English → Indonesian
English → English
n 1: eatables (especially sweets)
2: (sports) a bodily position adopted in some sports (such as
diving or skiing) in which the knees are bent and the
thighs are drawn close to the chest
3: a narrow flattened pleat or fold that is stitched in place
4: a straight sword with a narrow blade and two edges [syn: rapier
v 1: fit snugly into; “insert your ticket into the slot”
your shirtail in”
2: make a tuck or several folds in; “tuck the fabric”
; “tuck in
3: draw fabric together and sew it tightly [syn: gather
English → English
1. A horizontal sewed fold, such as is made in a garment, to
shorten it; a plait.
2. A small net used for taking fish from a larger one; --
called also tuck-net
3. A pull; a lugging. [Obs.] See Tug
. --Life of A. Wood.
4. (Naut.) The part of a vessel where the ends of the bottom
planks meet under the stern.
5. Food; pastry; sweetmeats. [Slang] --T. Hughes.
, v. i.
To contract; to draw together. [Obs.]
, n. [F. estoc; cf. It. stocco; both of German
origin, and akin to E. stock.
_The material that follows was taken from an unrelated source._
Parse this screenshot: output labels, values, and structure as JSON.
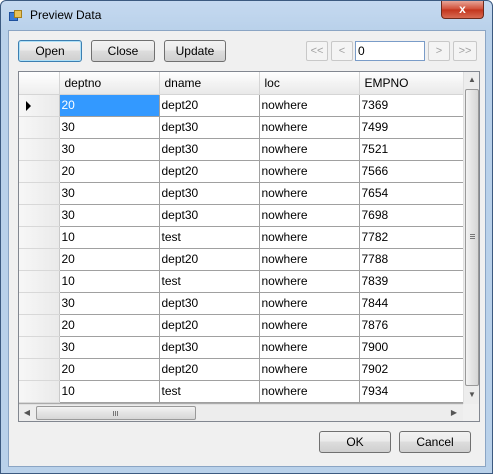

See Stock
A long, narrow sword; a rapier. [Obs.] --Shak.
He wore large hose, and a tuck, as it was then called,
or rapier, of tremendous length. --Sir W. Scot.
, n. [Cf. Tocsin
The beat of a drum. --Scot.
, v. t. [imp. & p. p. Tucked
; p. pr. & vb. n.
.] [OE. tukken, LG. tukken to pull up, tuck up,
entice; akin to OD. tocken to entice, G. zucken to draw with
a short and quick motion, and E. tug. See Tug
1. To draw up; to shorten; to fold under; to press into a
narrower compass; as, to tuck the bedclothes in; to tuck
up one's sleeves.
2. To make a tuck or tucks in; as, to tuck a dress.
3. To inclose; to put within; to press into a close place;
as, to tuck a child into a bed; to tuck a book under one's
arm, or into a pocket.
4. [Perhaps originally, to strike, beat: cf. F. toquer to
touch. Cf. Tocsin
.] To full, as cloth. [Prov. Eng.]